According to the president’s office report, Polman said Kenya was one of three strategic hubs for the company in Africa, along with Nigeria and South Africa due to its good infrastructure, including efforts to improve cargo handling efficiency at the port of Mombasa. Unilever buys as much as 30% of Kenyan tea, it said.
President Kenyatta said the government intended to remove any barriers to foreign trade and investment as part of its goal to grow the Kenyan economy by double digits.
"We will measure the success of the reforms undertaken to improve on efficiency in government by the level of new investments in the country," he said. "We certainly welcome Unilever's planned investment.
"Improvement and expansion of the port of Mombasa, rail and road transport is a priority to my government to reduce the cost of doing business.”
The president also highlighted conservation efforts and a government focus on providing reliable, affordable and sustainable energy to help spur investment.
Cabinet secretary for industrialisation and enterprise development Adan Mohammed added: "Unilever are here for the long-haul and this investment shows that. But there is great interest in our country at the moment and that augurs well for the future of our economy.”

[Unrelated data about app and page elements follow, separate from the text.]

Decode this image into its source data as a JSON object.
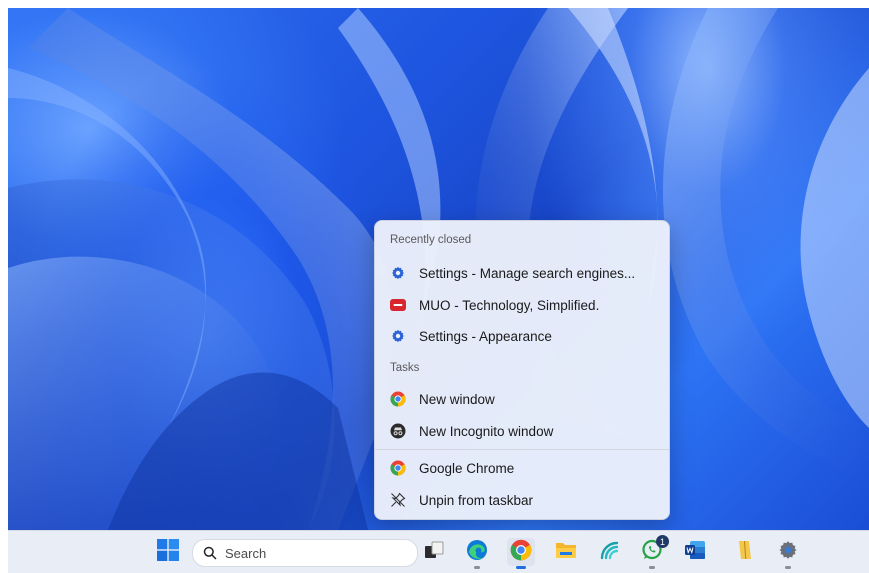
{
  "menu": {
    "recently_closed_header": "Recently closed",
    "recent_items": [
      {
        "label": "Settings - Manage search engines...",
        "icon": "settings-gear-icon"
      },
      {
        "label": "MUO - Technology, Simplified.",
        "icon": "muo-favicon-icon"
      },
      {
        "label": "Settings - Appearance",
        "icon": "settings-gear-icon"
      }
    ],
    "tasks_header": "Tasks",
    "task_items": [
      {
        "label": "New window",
        "icon": "chrome-icon"
      },
      {
        "label": "New Incognito window",
        "icon": "incognito-icon"
      }
    ],
    "app_items": [
      {
        "label": "Google Chrome",
        "icon": "chrome-icon"
      },
      {
        "label": "Unpin from taskbar",
        "icon": "unpin-icon"
      }
    ]
  },
  "taskbar": {
    "search_placeholder": "Search",
    "whatsapp_badge": "1",
    "apps": [
      "start-icon",
      "search-icon",
      "task-view-icon",
      "edge-icon",
      "chrome-icon",
      "file-explorer-icon",
      "network-app-icon",
      "whatsapp-icon",
      "word-icon",
      "winzip-icon",
      "settings-icon"
    ]
  },
  "colors": {
    "wallpaper_primary": "#1e55e0",
    "menu_background": "#ecf0fa",
    "taskbar_background": "#e9edf6",
    "chrome_red": "#ea4335",
    "chrome_green": "#34a853",
    "chrome_yellow": "#fbbc05",
    "chrome_blue": "#4285f4"
  }
}
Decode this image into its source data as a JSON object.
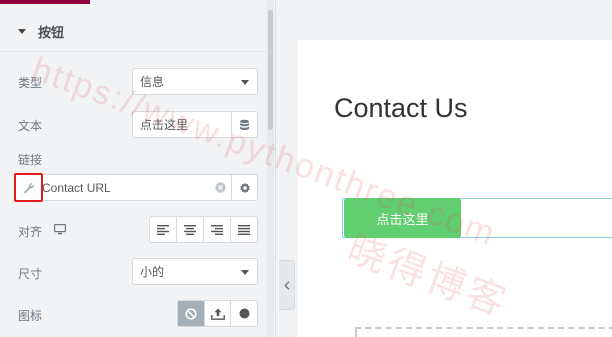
{
  "panel": {
    "section_title": "按钮",
    "type": {
      "label": "类型",
      "value": "信息"
    },
    "text": {
      "label": "文本",
      "value": "点击这里"
    },
    "link": {
      "label": "链接",
      "placeholder": "Contact URL"
    },
    "align": {
      "label": "对齐",
      "options": [
        "left",
        "center",
        "right",
        "justify"
      ]
    },
    "size": {
      "label": "尺寸",
      "value": "小的"
    },
    "icon": {
      "label": "图标",
      "options": [
        "none",
        "upload",
        "circle"
      ],
      "active": "none"
    }
  },
  "preview": {
    "heading": "Contact Us",
    "button_label": "点击这里"
  },
  "watermark": {
    "url": "https://www.pythonthree.com",
    "name": "晓得博客"
  },
  "colors": {
    "accent": "#93003c",
    "button": "#61ce70",
    "highlight": "#e21b1b",
    "column_outline": "#8fd4e6"
  }
}
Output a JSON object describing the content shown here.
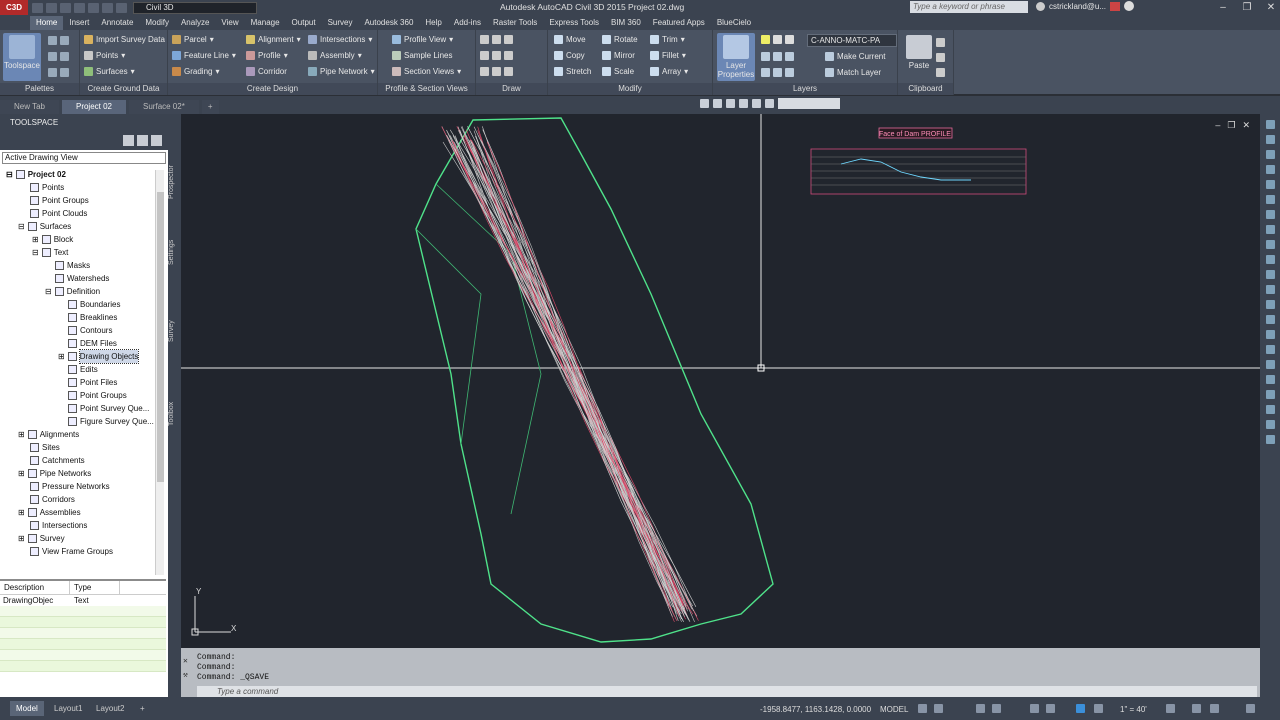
{
  "titlebar": {
    "logo": "C3D",
    "workspace": "Civil 3D",
    "title": "Autodesk AutoCAD Civil 3D 2015   Project 02.dwg",
    "search_placeholder": "Type a keyword or phrase",
    "user": "cstrickland@u..."
  },
  "ribbon_tabs": [
    "Home",
    "Insert",
    "Annotate",
    "Modify",
    "Analyze",
    "View",
    "Manage",
    "Output",
    "Survey",
    "Autodesk 360",
    "Help",
    "Add-ins",
    "Raster Tools",
    "Express Tools",
    "BIM 360",
    "Featured Apps",
    "BlueCielo"
  ],
  "ribbon": {
    "toolspace": "Toolspace",
    "import_survey": "Import Survey Data",
    "points": "Points",
    "surfaces": "Surfaces",
    "parcel": "Parcel",
    "feature_line": "Feature Line",
    "grading": "Grading",
    "alignment": "Alignment",
    "profile": "Profile",
    "corridor": "Corridor",
    "intersections": "Intersections",
    "assembly": "Assembly",
    "pipe_network": "Pipe Network",
    "profile_view": "Profile View",
    "sample_lines": "Sample Lines",
    "section_views": "Section Views",
    "move": "Move",
    "copy": "Copy",
    "stretch": "Stretch",
    "rotate": "Rotate",
    "mirror": "Mirror",
    "scale": "Scale",
    "trim": "Trim",
    "fillet": "Fillet",
    "array": "Array",
    "layer_properties": "Layer Properties",
    "layer_combo": "C-ANNO-MATC-PA",
    "make_current": "Make Current",
    "match_layer": "Match Layer",
    "paste": "Paste",
    "panel_titles": {
      "palettes": "Palettes",
      "create_ground": "Create Ground Data",
      "create_design": "Create Design",
      "profile_section": "Profile & Section Views",
      "draw": "Draw",
      "modify": "Modify",
      "layers": "Layers",
      "clipboard": "Clipboard"
    }
  },
  "doc_tabs": [
    "New Tab",
    "Project 02",
    "Surface 02*"
  ],
  "toolspace": {
    "header": "TOOLSPACE",
    "view": "Active Drawing View",
    "tree": [
      {
        "label": "Project 02",
        "indent": 0
      },
      {
        "label": "Points",
        "indent": 1
      },
      {
        "label": "Point Groups",
        "indent": 1
      },
      {
        "label": "Point Clouds",
        "indent": 1
      },
      {
        "label": "Surfaces",
        "indent": 1
      },
      {
        "label": "Block",
        "indent": 2
      },
      {
        "label": "Text",
        "indent": 2
      },
      {
        "label": "Masks",
        "indent": 3
      },
      {
        "label": "Watersheds",
        "indent": 3
      },
      {
        "label": "Definition",
        "indent": 3
      },
      {
        "label": "Boundaries",
        "indent": 4
      },
      {
        "label": "Breaklines",
        "indent": 4
      },
      {
        "label": "Contours",
        "indent": 4
      },
      {
        "label": "DEM Files",
        "indent": 4
      },
      {
        "label": "Drawing Objects",
        "indent": 4
      },
      {
        "label": "Edits",
        "indent": 4
      },
      {
        "label": "Point Files",
        "indent": 4
      },
      {
        "label": "Point Groups",
        "indent": 4
      },
      {
        "label": "Point Survey Que...",
        "indent": 4
      },
      {
        "label": "Figure Survey Que...",
        "indent": 4
      },
      {
        "label": "Alignments",
        "indent": 1
      },
      {
        "label": "Sites",
        "indent": 1
      },
      {
        "label": "Catchments",
        "indent": 1
      },
      {
        "label": "Pipe Networks",
        "indent": 1
      },
      {
        "label": "Pressure Networks",
        "indent": 1
      },
      {
        "label": "Corridors",
        "indent": 1
      },
      {
        "label": "Assemblies",
        "indent": 1
      },
      {
        "label": "Intersections",
        "indent": 1
      },
      {
        "label": "Survey",
        "indent": 1
      },
      {
        "label": "View Frame Groups",
        "indent": 1
      }
    ],
    "side_tabs": [
      "Prospector",
      "Settings",
      "Survey",
      "Toolbox"
    ],
    "props_headers": [
      "Description",
      "Type"
    ],
    "props_row": [
      "DrawingObjec",
      "Text"
    ]
  },
  "profile_title": "Face of Dam PROFILE",
  "command": {
    "lines": [
      "Command:",
      "Command:",
      "Command:  _QSAVE"
    ],
    "placeholder": "Type a command"
  },
  "status": {
    "layout_tabs": [
      "Model",
      "Layout1",
      "Layout2"
    ],
    "coords": "-1958.8477, 1163.1428, 0.0000",
    "model": "MODEL",
    "scale": "1\" = 40'"
  }
}
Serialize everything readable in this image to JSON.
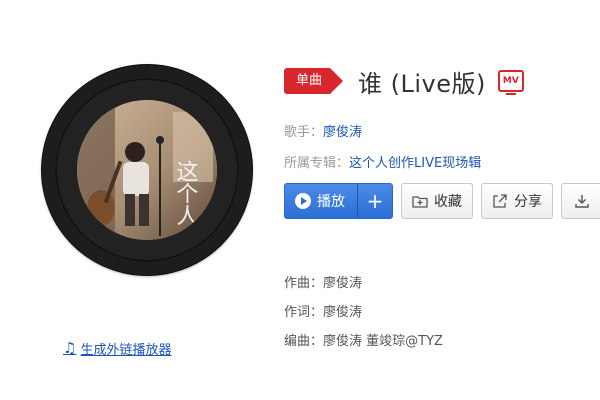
{
  "album": {
    "cover_text": "这个人",
    "external_player_label": "生成外链播放器",
    "external_player_icon": "music-note-icon"
  },
  "song": {
    "type_badge": "单曲",
    "title": "谁 (Live版)",
    "mv_label": "MV"
  },
  "meta": {
    "singer_label": "歌手：",
    "singer_value": "廖俊涛",
    "album_label": "所属专辑：",
    "album_value": "这个人创作LIVE现场辑"
  },
  "buttons": {
    "play_label": "播放",
    "add_label": "+",
    "collect_label": "收藏",
    "share_label": "分享"
  },
  "credits": {
    "composer_label": "作曲：",
    "composer_value": "廖俊涛",
    "lyricist_label": "作词：",
    "lyricist_value": "廖俊涛",
    "arranger_label": "编曲：",
    "arranger_value": "廖俊涛 董竣琮@TYZ"
  },
  "colors": {
    "accent_red": "#d8262d",
    "link_blue": "#1a56b8",
    "play_blue": "#2c6fd4"
  }
}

Unilever has 8400 hectares of tea plantations and seven factories in Kenya producing tea for the global market.